More Mexicans are leaving the U.S. than entering, says a recent study.
The report from the Pew Research Center was released as some presidential candidates talk about building a wall between the U.S. and Mexico.
Not since the 1970s have fewer Mexicans entered the U.S. than returned home.
The flow of Mexican immigrants into the U.S. is at its lowest since the 1990s.
The author of the Pew report says there are two main reasons for the reduction of immigrants.
First, the U.S. economy has been slow to recover after the recession that began around 2009.
Second, the U.S. is more strictlyenforcing immigration laws at the border between the two countries.
A censusreport in Mexico says that 1 million Mexicans returned home from the U.S. in the five years leading to 2014. The U.S. census for the same period shows only 870,000 Mexicans moved to the U.S.
The Pew report offers a clear warning about its statistics.
“There are no official counts of how many Mexican immigrants enter and leave the U.S. each year,” it says. So the numbers are estimates, not precise numbers.
The report says a growing percentage of Mexicans think life in the U.S. is not better or worse than living in Mexico.
The number of Mexican immigrants living in the U.S. peakedat 12.8 million in 2007. It has declined since.
More than 60 percent of the people who returned to Mexico say they wanted to be closer to family.

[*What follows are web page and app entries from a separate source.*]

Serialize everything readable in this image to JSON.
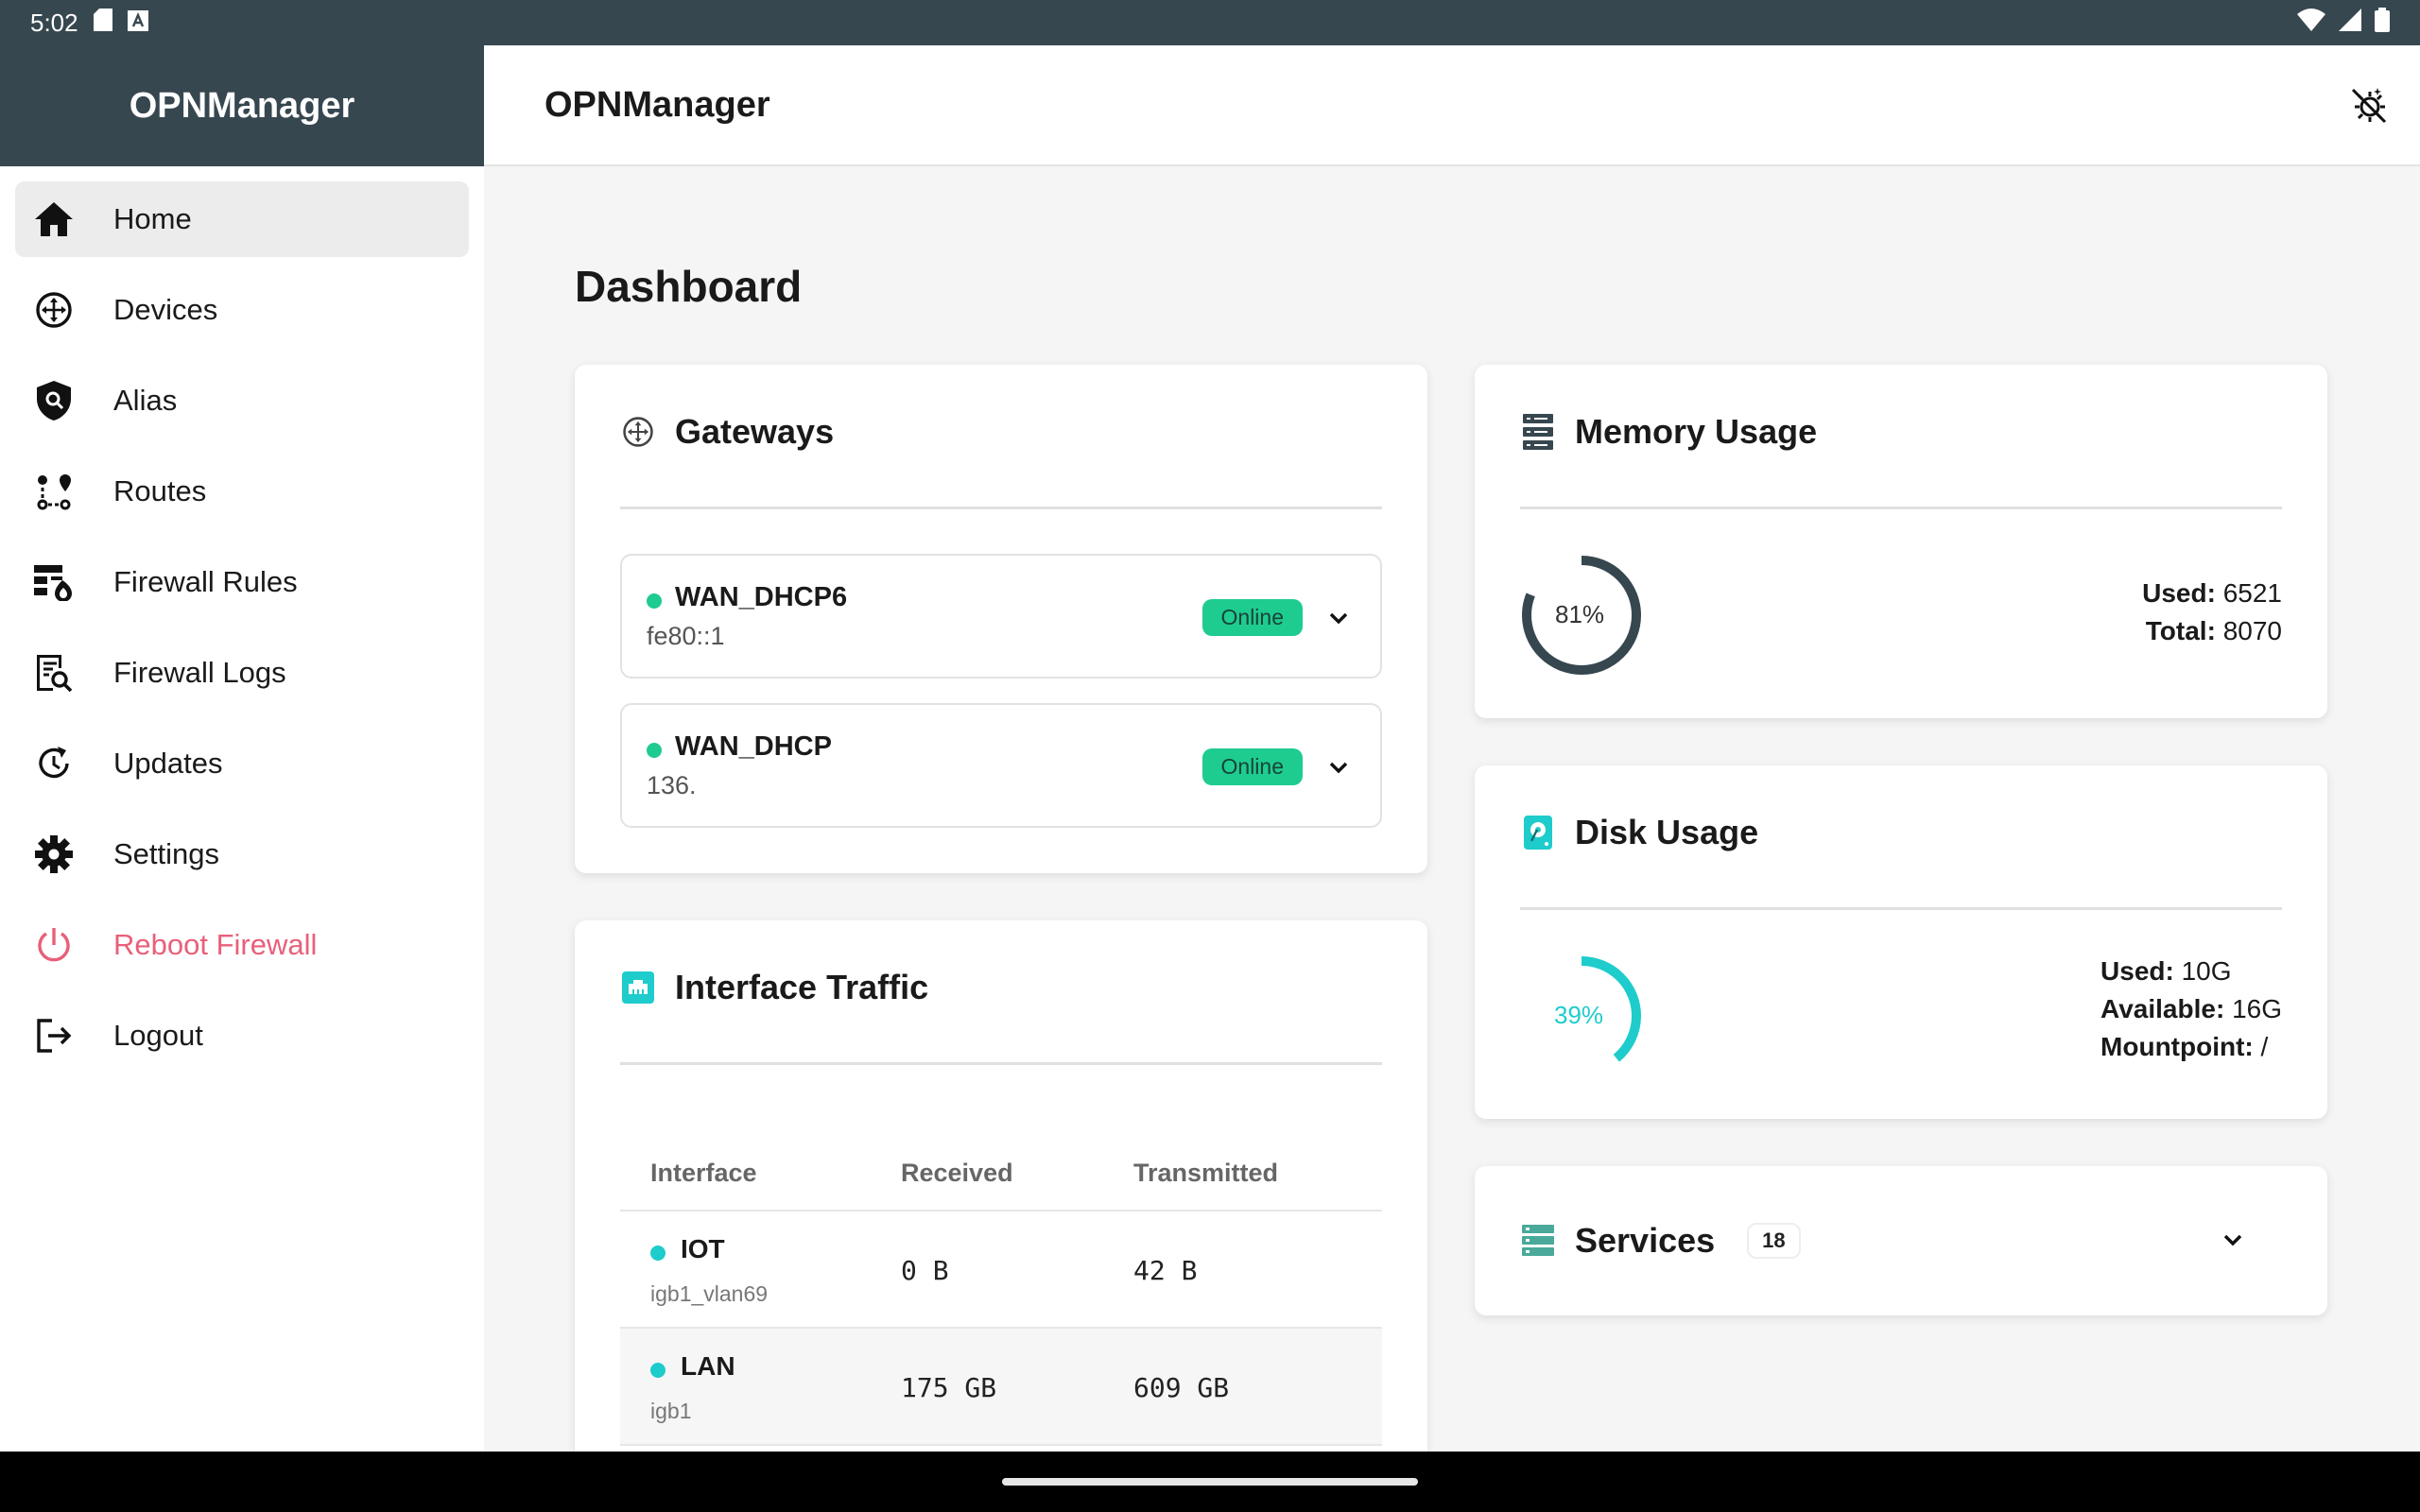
{
  "status_bar": {
    "time": "5:02"
  },
  "sidebar": {
    "app_name": "OPNManager",
    "items": [
      {
        "label": "Home",
        "icon": "home-icon"
      },
      {
        "label": "Devices",
        "icon": "hub-icon"
      },
      {
        "label": "Alias",
        "icon": "shield-search-icon"
      },
      {
        "label": "Routes",
        "icon": "route-icon"
      },
      {
        "label": "Firewall Rules",
        "icon": "firewall-icon"
      },
      {
        "label": "Firewall Logs",
        "icon": "log-search-icon"
      },
      {
        "label": "Updates",
        "icon": "update-icon"
      },
      {
        "label": "Settings",
        "icon": "gear-icon"
      },
      {
        "label": "Reboot Firewall",
        "icon": "power-icon"
      },
      {
        "label": "Logout",
        "icon": "logout-icon"
      }
    ]
  },
  "appbar": {
    "title": "OPNManager"
  },
  "page": {
    "title": "Dashboard"
  },
  "gateways": {
    "title": "Gateways",
    "items": [
      {
        "name": "WAN_DHCP6",
        "address": "fe80::1",
        "status": "Online"
      },
      {
        "name": "WAN_DHCP",
        "address": "136.",
        "status": "Online"
      }
    ]
  },
  "traffic": {
    "title": "Interface Traffic",
    "columns": [
      "Interface",
      "Received",
      "Transmitted"
    ],
    "rows": [
      {
        "name": "IOT",
        "device": "igb1_vlan69",
        "received": "0 B",
        "transmitted": "42 B"
      },
      {
        "name": "LAN",
        "device": "igb1",
        "received": "175 GB",
        "transmitted": "609 GB"
      }
    ]
  },
  "memory": {
    "title": "Memory Usage",
    "percent_label": "81%",
    "percent": 81,
    "used_label": "Used:",
    "used": "6521",
    "total_label": "Total:",
    "total": "8070",
    "color": "#37474f"
  },
  "disk": {
    "title": "Disk Usage",
    "percent_label": "39%",
    "percent": 39,
    "used_label": "Used:",
    "used": "10G",
    "available_label": "Available:",
    "available": "16G",
    "mountpoint_label": "Mountpoint:",
    "mountpoint": "/",
    "color": "#1ecccc"
  },
  "services": {
    "title": "Services",
    "count": "18"
  },
  "colors": {
    "online": "#1ecc8f",
    "teal": "#1ecccc",
    "danger": "#e8607a",
    "header": "#37474f"
  }
}
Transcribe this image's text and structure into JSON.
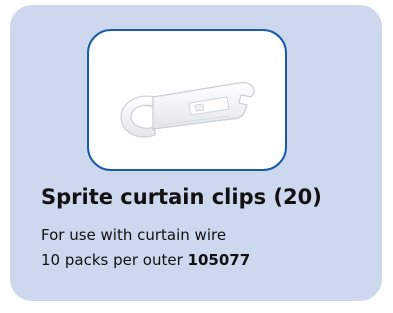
{
  "product": {
    "title": "Sprite curtain clips (20)",
    "description": "For use with curtain wire",
    "packs_prefix": "10 packs per outer",
    "product_code": "105077"
  },
  "image": {
    "icon": "curtain-clip-icon"
  },
  "colors": {
    "card_background": "#cdd8ee",
    "frame_border": "#1a5ba8",
    "text": "#111111"
  }
}
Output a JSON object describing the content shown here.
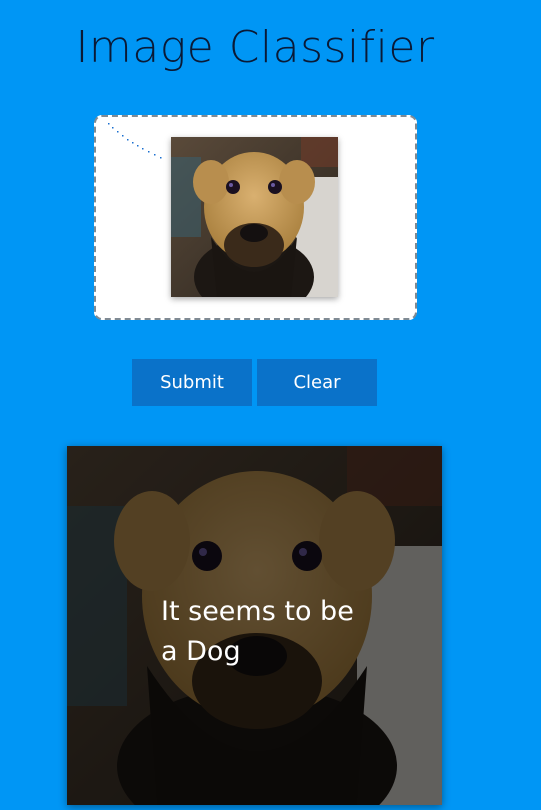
{
  "app": {
    "title": "Image Classifier"
  },
  "upload": {
    "image_icon": "dog-photo-icon"
  },
  "actions": {
    "submit_label": "Submit",
    "clear_label": "Clear"
  },
  "result": {
    "text": "It seems to be a Dog",
    "image_icon": "dog-photo-icon"
  },
  "colors": {
    "background": "#0096f5",
    "button": "#0a72c9",
    "title_text": "#0a1a36",
    "dropzone_border": "#7f8a93"
  }
}
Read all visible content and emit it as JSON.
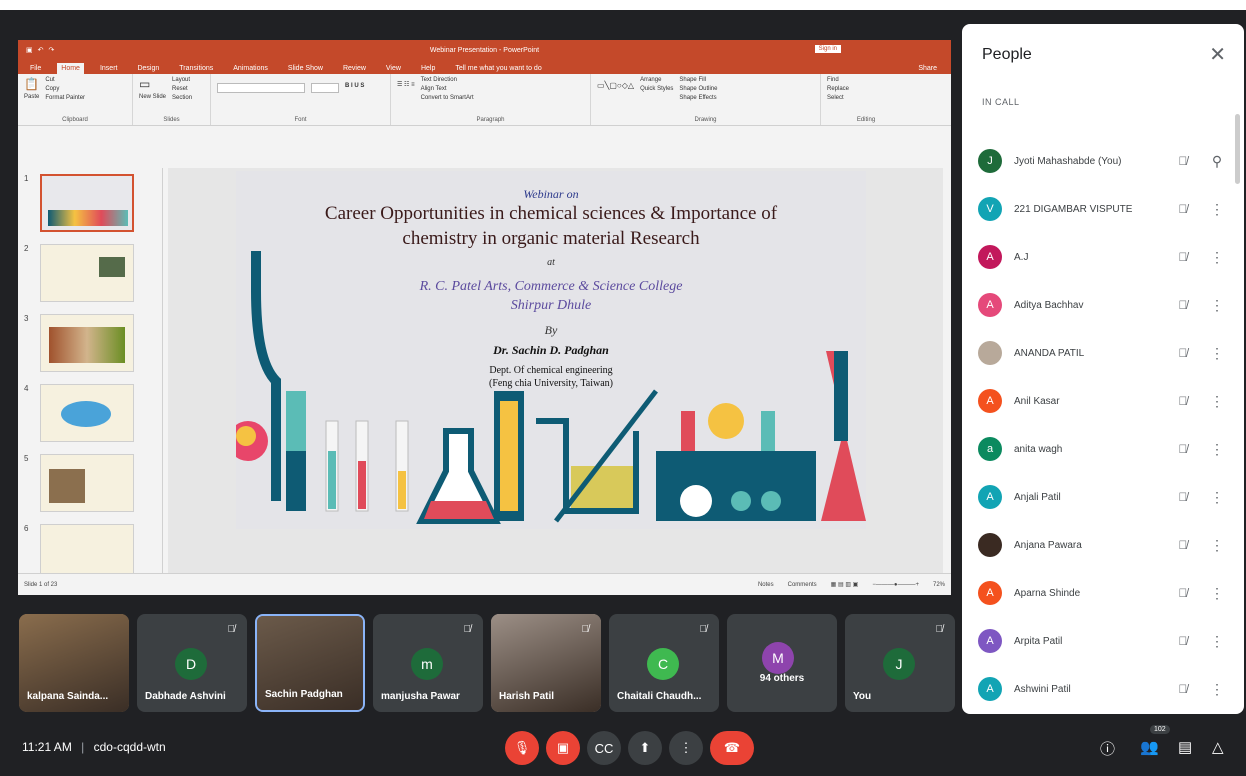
{
  "ppt": {
    "title": "Webinar Presentation - PowerPoint",
    "signin": "Sign in",
    "tabs": [
      "File",
      "Home",
      "Insert",
      "Design",
      "Transitions",
      "Animations",
      "Slide Show",
      "Review",
      "View",
      "Help",
      "Tell me what you want to do"
    ],
    "share": "Share",
    "ribbon": {
      "paste": "Paste",
      "cut": "Cut",
      "copy": "Copy",
      "format_painter": "Format Painter",
      "clipboard": "Clipboard",
      "new_slide": "New Slide",
      "layout": "Layout",
      "reset": "Reset",
      "section": "Section",
      "slides": "Slides",
      "font": "Font",
      "paragraph": "Paragraph",
      "text_direction": "Text Direction",
      "align_text": "Align Text",
      "convert_smartart": "Convert to SmartArt",
      "arrange": "Arrange",
      "quick_styles": "Quick Styles",
      "shape_fill": "Shape Fill",
      "shape_outline": "Shape Outline",
      "shape_effects": "Shape Effects",
      "drawing": "Drawing",
      "find": "Find",
      "replace": "Replace",
      "select": "Select",
      "editing": "Editing"
    },
    "slide_numbers": [
      "1",
      "2",
      "3",
      "4",
      "5",
      "6"
    ],
    "slide": {
      "l1": "Webinar on",
      "l2": "Career Opportunities in  chemical sciences & Importance of",
      "l3": "chemistry in organic material Research",
      "l4": "at",
      "l5": "R. C. Patel Arts, Commerce & Science College",
      "l6": "Shirpur Dhule",
      "l7": "By",
      "l8": "Dr. Sachin D. Padghan",
      "l9": "Dept. Of chemical engineering",
      "l10": "(Feng chia University, Taiwan)"
    },
    "status": {
      "slide_of": "Slide 1 of 23",
      "notes": "Notes",
      "comments": "Comments",
      "zoom": "72%"
    }
  },
  "people": {
    "title": "People",
    "section": "IN CALL",
    "list": [
      {
        "initial": "J",
        "name": "Jyoti Mahashabde (You)",
        "color": "#1e6b3a",
        "action": "pin-icon"
      },
      {
        "initial": "V",
        "name": "221 DIGAMBAR VISPUTE",
        "color": "#12a4b4",
        "action": "more-icon"
      },
      {
        "initial": "A",
        "name": "A.J",
        "color": "#c2185b",
        "action": "more-icon"
      },
      {
        "initial": "A",
        "name": "Aditya Bachhav",
        "color": "#e5497a",
        "action": "more-icon"
      },
      {
        "initial": "",
        "name": "ANANDA PATIL",
        "color": "#b8a99a",
        "action": "more-icon"
      },
      {
        "initial": "A",
        "name": "Anil Kasar",
        "color": "#f4511e",
        "action": "more-icon"
      },
      {
        "initial": "a",
        "name": "anita wagh",
        "color": "#0b8a5f",
        "action": "more-icon"
      },
      {
        "initial": "A",
        "name": "Anjali Patil",
        "color": "#12a4b4",
        "action": "more-icon"
      },
      {
        "initial": "",
        "name": "Anjana Pawara",
        "color": "#3a2a22",
        "action": "more-icon"
      },
      {
        "initial": "A",
        "name": "Aparna Shinde",
        "color": "#f4511e",
        "action": "more-icon"
      },
      {
        "initial": "A",
        "name": "Arpita Patil",
        "color": "#7e57c2",
        "action": "more-icon"
      },
      {
        "initial": "A",
        "name": "Ashwini Patil",
        "color": "#12a4b4",
        "action": "more-icon"
      }
    ]
  },
  "tiles": [
    {
      "name": "kalpana Sainda...",
      "initial": "",
      "color": "#8a6d4d",
      "photo": true,
      "muted": false
    },
    {
      "name": "Dabhade Ashvini",
      "initial": "D",
      "color": "#1e6b3a",
      "photo": false,
      "muted": true
    },
    {
      "name": "Sachin Padghan",
      "initial": "",
      "color": "#6b5a4a",
      "photo": true,
      "muted": false
    },
    {
      "name": "manjusha Pawar",
      "initial": "m",
      "color": "#1e6b3a",
      "photo": false,
      "muted": true
    },
    {
      "name": "Harish Patil",
      "initial": "",
      "color": "#9c8f86",
      "photo": true,
      "muted": true
    },
    {
      "name": "Chaitali Chaudh...",
      "initial": "C",
      "color": "#3fb950",
      "photo": false,
      "muted": true
    },
    {
      "name": "94 others",
      "initial": "M",
      "color": "#8e44ad",
      "photo": false,
      "muted": false
    },
    {
      "name": "You",
      "initial": "J",
      "color": "#1e6b3a",
      "photo": false,
      "muted": true
    }
  ],
  "meeting": {
    "time": "11:21 AM",
    "code": "cdo-cqdd-wtn",
    "people_count": "102"
  }
}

Only 14 percent returned against their will because they were deported.
There are fewer Mexicans coming into the U.S., but Mexicans still make up the largest foreign-born group in the country, at 28 percent.
In the 50 years ending in 2015, 16 million Mexicans came to live in the United States.
I’m Dan Friedell.
Words in This Story
census – n. the official process of counting the number of people in a country, city, or town and collecting information about them
peak – adj. filled with the most activity
statistics - n.a collection of numbers or other information
strict – adj. describing a command, rule, etc., that must be obeyed